-------- Data extracts --------

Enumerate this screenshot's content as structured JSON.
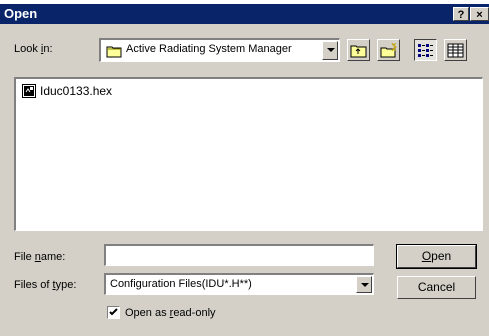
{
  "dialog": {
    "title": "Open"
  },
  "titlebar_buttons": {
    "help": "?",
    "close": "×"
  },
  "lookin": {
    "label_pre": "Look ",
    "label_u": "i",
    "label_post": "n:",
    "value": "Active Radiating System Manager"
  },
  "toolbar": {
    "icons": [
      "up-one-level-icon",
      "new-folder-icon",
      "list-view-icon",
      "details-view-icon"
    ]
  },
  "files": [
    {
      "name": "Iduc0133.hex",
      "icon": "hex-file-icon"
    }
  ],
  "filename": {
    "label_pre": "File ",
    "label_u": "n",
    "label_post": "ame:",
    "value": ""
  },
  "filetype": {
    "label_pre": "Files of ",
    "label_u": "t",
    "label_post": "ype:",
    "value": "Configuration Files(IDU*.H**)"
  },
  "buttons": {
    "open_u": "O",
    "open_rest": "pen",
    "cancel": "Cancel"
  },
  "readonly": {
    "checked": true,
    "label_pre": "Open as ",
    "label_u": "r",
    "label_post": "ead-only"
  },
  "colors": {
    "titlebar": "#0a246a",
    "face": "#d4d0c8"
  }
}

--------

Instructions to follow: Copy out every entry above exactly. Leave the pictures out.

Task output:
Enumerate this screenshot's content as structured JSON.
{
  "dialog": {
    "title": "Open"
  },
  "titlebar_buttons": {
    "help": "?",
    "close": "×"
  },
  "lookin": {
    "label_pre": "Look ",
    "label_u": "i",
    "label_post": "n:",
    "value": "Active Radiating System Manager"
  },
  "toolbar": {
    "icons": [
      "up-one-level-icon",
      "new-folder-icon",
      "list-view-icon",
      "details-view-icon"
    ]
  },
  "files": [
    {
      "name": "Iduc0133.hex",
      "icon": "hex-file-icon"
    }
  ],
  "filename": {
    "label_pre": "File ",
    "label_u": "n",
    "label_post": "ame:",
    "value": ""
  },
  "filetype": {
    "label_pre": "Files of ",
    "label_u": "t",
    "label_post": "ype:",
    "value": "Configuration Files(IDU*.H**)"
  },
  "buttons": {
    "open_u": "O",
    "open_rest": "pen",
    "cancel": "Cancel"
  },
  "readonly": {
    "checked": true,
    "label_pre": "Open as ",
    "label_u": "r",
    "label_post": "ead-only"
  },
  "colors": {
    "titlebar": "#0a246a",
    "face": "#d4d0c8"
  }
}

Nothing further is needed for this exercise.